== Task inputs
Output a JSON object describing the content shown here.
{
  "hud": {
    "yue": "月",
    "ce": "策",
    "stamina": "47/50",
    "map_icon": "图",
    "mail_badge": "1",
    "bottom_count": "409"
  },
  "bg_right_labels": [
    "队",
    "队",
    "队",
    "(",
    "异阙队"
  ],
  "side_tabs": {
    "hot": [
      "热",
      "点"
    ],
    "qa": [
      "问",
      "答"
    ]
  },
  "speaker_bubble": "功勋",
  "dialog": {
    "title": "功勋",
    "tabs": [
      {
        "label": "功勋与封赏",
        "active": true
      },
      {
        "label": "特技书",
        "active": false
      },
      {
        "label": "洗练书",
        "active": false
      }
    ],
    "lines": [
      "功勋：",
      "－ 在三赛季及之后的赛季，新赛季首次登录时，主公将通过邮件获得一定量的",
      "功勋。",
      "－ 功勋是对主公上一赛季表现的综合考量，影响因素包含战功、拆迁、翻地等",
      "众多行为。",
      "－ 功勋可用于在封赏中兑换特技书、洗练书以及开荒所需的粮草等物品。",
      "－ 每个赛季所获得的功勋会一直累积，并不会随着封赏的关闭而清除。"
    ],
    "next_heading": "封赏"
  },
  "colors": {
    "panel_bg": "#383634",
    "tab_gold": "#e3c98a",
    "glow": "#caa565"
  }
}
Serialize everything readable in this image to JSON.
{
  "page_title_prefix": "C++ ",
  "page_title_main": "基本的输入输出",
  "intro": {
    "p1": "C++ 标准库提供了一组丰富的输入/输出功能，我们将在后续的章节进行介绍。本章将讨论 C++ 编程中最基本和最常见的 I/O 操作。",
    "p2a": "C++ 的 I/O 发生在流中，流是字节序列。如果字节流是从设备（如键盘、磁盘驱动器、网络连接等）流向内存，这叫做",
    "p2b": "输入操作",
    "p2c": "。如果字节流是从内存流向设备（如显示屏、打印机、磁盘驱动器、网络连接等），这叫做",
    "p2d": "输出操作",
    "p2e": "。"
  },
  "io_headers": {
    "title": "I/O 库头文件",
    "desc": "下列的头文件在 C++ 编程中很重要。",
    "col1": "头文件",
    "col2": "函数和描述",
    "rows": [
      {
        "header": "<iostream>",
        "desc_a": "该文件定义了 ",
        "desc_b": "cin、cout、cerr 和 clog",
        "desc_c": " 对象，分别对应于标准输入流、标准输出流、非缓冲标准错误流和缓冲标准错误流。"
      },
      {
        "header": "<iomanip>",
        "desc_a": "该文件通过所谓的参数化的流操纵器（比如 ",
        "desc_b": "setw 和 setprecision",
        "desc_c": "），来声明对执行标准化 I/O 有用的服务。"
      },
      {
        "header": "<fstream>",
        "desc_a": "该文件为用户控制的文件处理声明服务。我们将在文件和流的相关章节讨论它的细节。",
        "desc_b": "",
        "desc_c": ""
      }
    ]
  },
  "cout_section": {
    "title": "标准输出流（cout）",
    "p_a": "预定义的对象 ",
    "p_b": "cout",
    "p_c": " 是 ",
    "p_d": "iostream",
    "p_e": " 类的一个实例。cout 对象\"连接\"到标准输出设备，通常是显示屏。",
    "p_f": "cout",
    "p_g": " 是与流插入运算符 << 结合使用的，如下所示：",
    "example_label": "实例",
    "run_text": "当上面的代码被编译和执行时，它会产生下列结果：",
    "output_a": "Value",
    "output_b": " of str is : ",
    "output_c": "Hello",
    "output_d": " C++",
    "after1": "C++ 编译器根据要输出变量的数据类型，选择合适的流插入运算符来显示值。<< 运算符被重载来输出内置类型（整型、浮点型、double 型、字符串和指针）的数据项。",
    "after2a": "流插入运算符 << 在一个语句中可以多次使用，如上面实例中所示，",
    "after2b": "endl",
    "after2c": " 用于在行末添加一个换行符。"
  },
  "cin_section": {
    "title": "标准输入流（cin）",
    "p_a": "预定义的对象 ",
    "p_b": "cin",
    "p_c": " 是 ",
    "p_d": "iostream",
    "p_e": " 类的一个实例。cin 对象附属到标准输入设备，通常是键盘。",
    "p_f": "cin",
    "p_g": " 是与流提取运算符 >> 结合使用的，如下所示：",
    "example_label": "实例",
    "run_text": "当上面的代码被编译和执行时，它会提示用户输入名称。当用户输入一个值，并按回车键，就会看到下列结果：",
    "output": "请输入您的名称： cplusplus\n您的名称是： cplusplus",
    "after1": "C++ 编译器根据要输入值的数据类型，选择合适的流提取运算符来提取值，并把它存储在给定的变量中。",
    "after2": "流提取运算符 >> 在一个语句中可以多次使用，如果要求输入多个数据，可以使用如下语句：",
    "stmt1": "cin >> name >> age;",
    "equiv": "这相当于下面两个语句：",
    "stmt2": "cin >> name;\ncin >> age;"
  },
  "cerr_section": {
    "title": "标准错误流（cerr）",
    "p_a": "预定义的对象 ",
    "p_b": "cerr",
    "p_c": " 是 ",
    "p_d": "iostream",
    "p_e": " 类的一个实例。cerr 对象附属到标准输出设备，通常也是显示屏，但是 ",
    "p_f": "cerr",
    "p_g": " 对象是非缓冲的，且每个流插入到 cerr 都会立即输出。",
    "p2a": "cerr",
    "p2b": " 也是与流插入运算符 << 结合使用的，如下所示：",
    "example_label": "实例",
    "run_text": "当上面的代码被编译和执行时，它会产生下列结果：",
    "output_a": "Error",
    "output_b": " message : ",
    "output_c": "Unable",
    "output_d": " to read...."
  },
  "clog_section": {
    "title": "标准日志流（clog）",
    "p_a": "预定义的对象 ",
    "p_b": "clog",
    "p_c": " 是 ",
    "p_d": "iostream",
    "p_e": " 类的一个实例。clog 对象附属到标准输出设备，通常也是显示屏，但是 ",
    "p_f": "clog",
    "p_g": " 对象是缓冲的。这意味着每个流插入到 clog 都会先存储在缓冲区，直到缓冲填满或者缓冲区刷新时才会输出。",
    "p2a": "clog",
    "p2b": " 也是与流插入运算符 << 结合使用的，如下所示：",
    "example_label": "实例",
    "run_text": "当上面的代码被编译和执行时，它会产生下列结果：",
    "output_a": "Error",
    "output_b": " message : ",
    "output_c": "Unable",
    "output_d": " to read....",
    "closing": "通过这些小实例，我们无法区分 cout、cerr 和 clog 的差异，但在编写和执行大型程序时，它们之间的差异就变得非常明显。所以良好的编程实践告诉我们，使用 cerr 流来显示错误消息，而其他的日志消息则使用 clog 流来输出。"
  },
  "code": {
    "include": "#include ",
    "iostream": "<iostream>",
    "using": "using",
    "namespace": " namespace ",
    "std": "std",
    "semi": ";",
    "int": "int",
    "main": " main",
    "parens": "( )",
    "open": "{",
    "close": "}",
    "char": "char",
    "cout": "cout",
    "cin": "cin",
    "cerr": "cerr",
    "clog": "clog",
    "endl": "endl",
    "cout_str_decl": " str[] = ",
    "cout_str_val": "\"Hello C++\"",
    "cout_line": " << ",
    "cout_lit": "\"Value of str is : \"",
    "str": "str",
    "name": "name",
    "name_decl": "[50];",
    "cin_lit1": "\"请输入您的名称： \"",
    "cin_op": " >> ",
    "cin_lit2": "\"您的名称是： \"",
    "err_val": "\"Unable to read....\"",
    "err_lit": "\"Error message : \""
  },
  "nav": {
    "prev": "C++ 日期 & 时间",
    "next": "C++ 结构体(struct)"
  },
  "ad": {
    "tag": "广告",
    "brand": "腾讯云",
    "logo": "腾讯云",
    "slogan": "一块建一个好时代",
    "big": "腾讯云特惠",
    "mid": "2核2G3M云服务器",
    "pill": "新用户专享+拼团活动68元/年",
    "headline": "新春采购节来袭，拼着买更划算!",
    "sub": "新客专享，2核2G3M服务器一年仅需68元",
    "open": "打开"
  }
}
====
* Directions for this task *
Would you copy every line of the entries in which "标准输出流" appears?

* Reply to the exercise *
        "desc_c": " 对象，分别对应于标准输入流、标准输出流、非缓冲标准错误流和缓冲标准错误流。"
    "title": "标准输出流（cout）",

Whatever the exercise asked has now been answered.